◆ **EXERCISE BRIEF**
Look below and pull out each line with the word "Region".
** RECORDS TO USE follows **
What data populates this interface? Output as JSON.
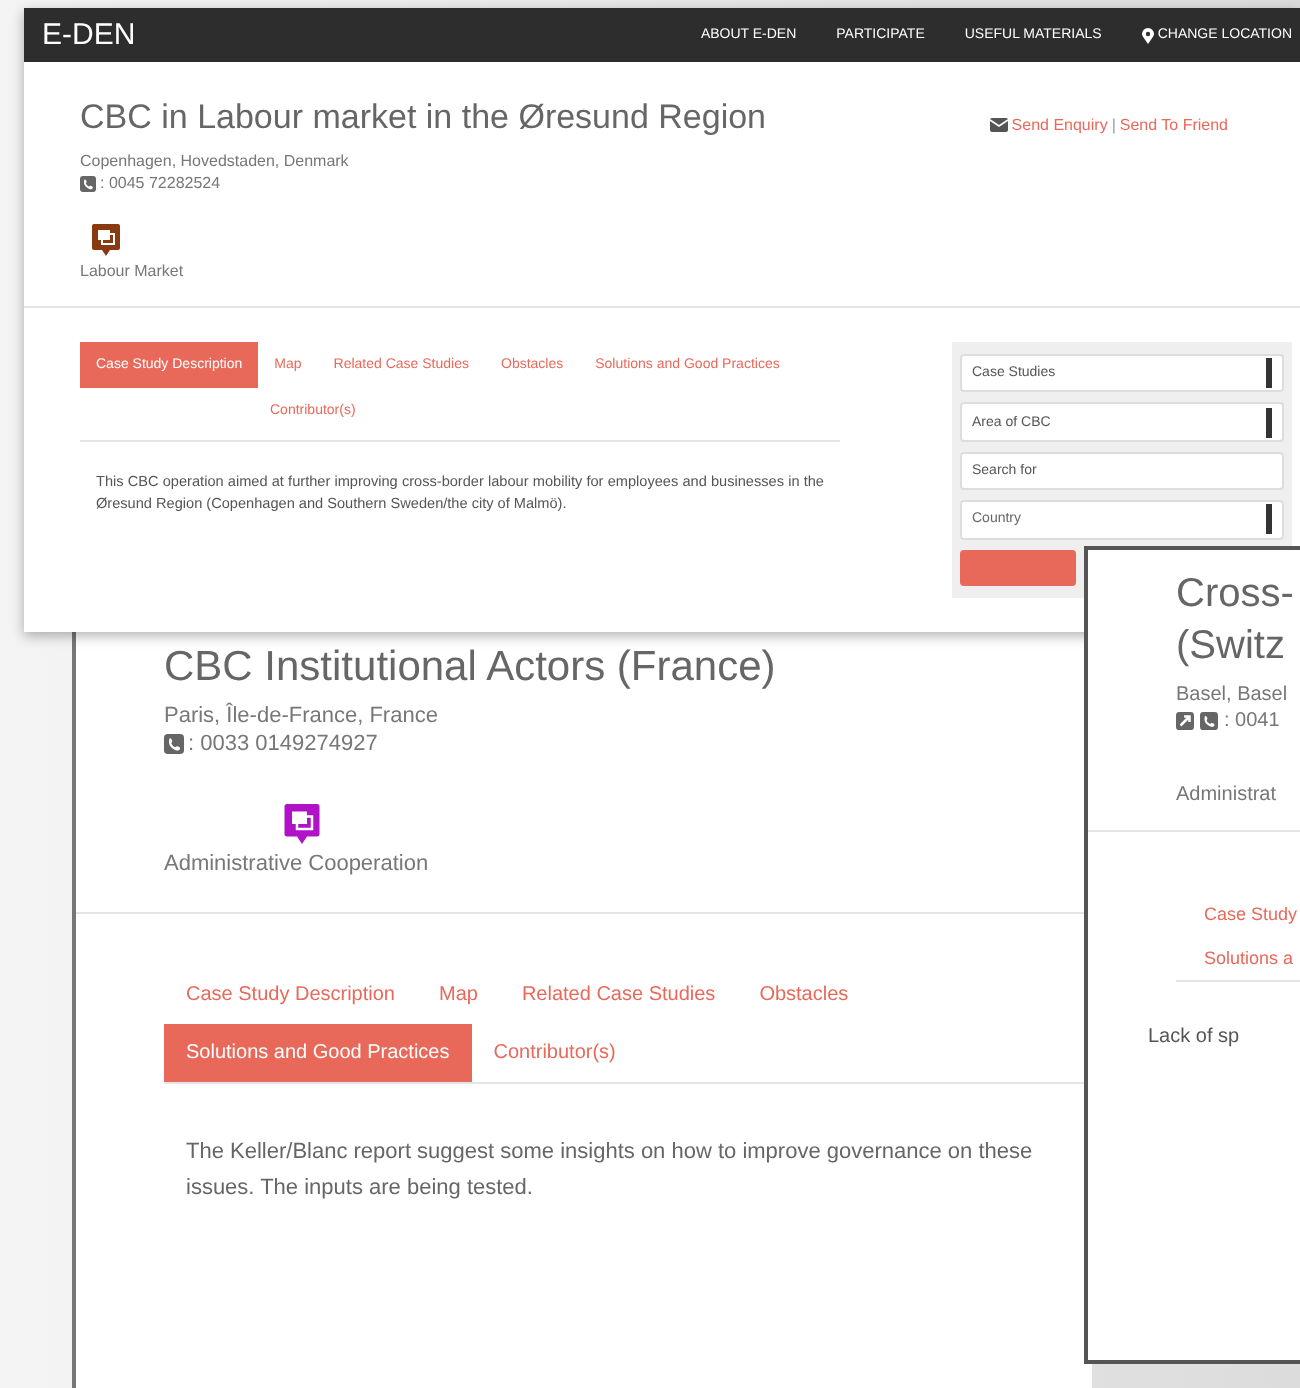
{
  "front_page": {
    "navbar": {
      "brand": "E-DEN",
      "links": [
        {
          "label": "ABOUT E-DEN",
          "kind": "plain"
        },
        {
          "label": "PARTICIPATE",
          "kind": "plain"
        },
        {
          "label": "USEFUL MATERIALS",
          "kind": "plain"
        },
        {
          "label": "CHANGE LOCATION",
          "kind": "location"
        }
      ]
    },
    "title_lines": [
      "CBC in Labour market in the Øresund Region"
    ],
    "location": "Copenhagen, Hovedstaden, Denmark",
    "contacts": [
      {
        "kind": "phone"
      }
    ],
    "phone": ": 0045 72282524",
    "category": {
      "label": "Labour Market",
      "color": "#8a3a10"
    },
    "actions": [
      "Send Enquiry",
      "Send To Friend"
    ],
    "action_separator": "|",
    "tabs": [
      {
        "label": "Case Study Description",
        "selected": true
      },
      {
        "label": "Map",
        "selected": false
      },
      {
        "label": "Related Case Studies",
        "selected": false
      },
      {
        "label": "Obstacles",
        "selected": false
      },
      {
        "label": "Solutions and Good Practices",
        "selected": false
      },
      {
        "label": "Contributor(s)",
        "selected": false
      }
    ],
    "description": "This CBC operation aimed at further improving cross-border labour mobility for employees and businesses in the Øresund Region (Copenhagen and Southern Sweden/the city of Malmö).",
    "search_panel": {
      "fields": [
        {
          "kind": "select",
          "value": "Case Studies"
        },
        {
          "kind": "select",
          "value": "Area of CBC"
        },
        {
          "kind": "input",
          "placeholder": "Search for"
        },
        {
          "kind": "select",
          "placeholder": "Country"
        }
      ]
    }
  },
  "back_page": {
    "title_lines": [
      "CBC Institutional Actors (France)"
    ],
    "location": "Paris, Île-de-France, France",
    "contacts": [
      {
        "kind": "phone"
      }
    ],
    "phone": ": 0033 0149274927",
    "category": {
      "label": "Administrative Cooperation",
      "color": "#b012c8"
    },
    "tabs": [
      {
        "label": "Case Study Description",
        "selected": false
      },
      {
        "label": "Map",
        "selected": false
      },
      {
        "label": "Related Case Studies",
        "selected": false
      },
      {
        "label": "Obstacles",
        "selected": false
      },
      {
        "label": "Solutions and Good Practices",
        "selected": true
      },
      {
        "label": "Contributor(s)",
        "selected": false
      }
    ],
    "description": "The Keller/Blanc report suggest some insights on how to improve governance on these issues. The inputs are being tested."
  },
  "side_page": {
    "title_lines": [
      "Cross-",
      "(Switz"
    ],
    "location": "Basel, Basel",
    "contacts": [
      {
        "kind": "link"
      },
      {
        "kind": "phone"
      }
    ],
    "phone": ": 0041",
    "category": {
      "label": "Administrat"
    },
    "tabs": [
      {
        "label": "Case Study",
        "selected": false
      },
      {
        "label": "Solutions a",
        "selected": false
      }
    ],
    "description": "Lack of sp"
  }
}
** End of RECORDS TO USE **
◆ **ANSWER TO THE EXERCISE**
      "CBC in Labour market in the Øresund Region"
    "description": "This CBC operation aimed at further improving cross-border labour mobility for employees and businesses in the Øresund Region (Copenhagen and Southern Sweden/the city of Malmö).",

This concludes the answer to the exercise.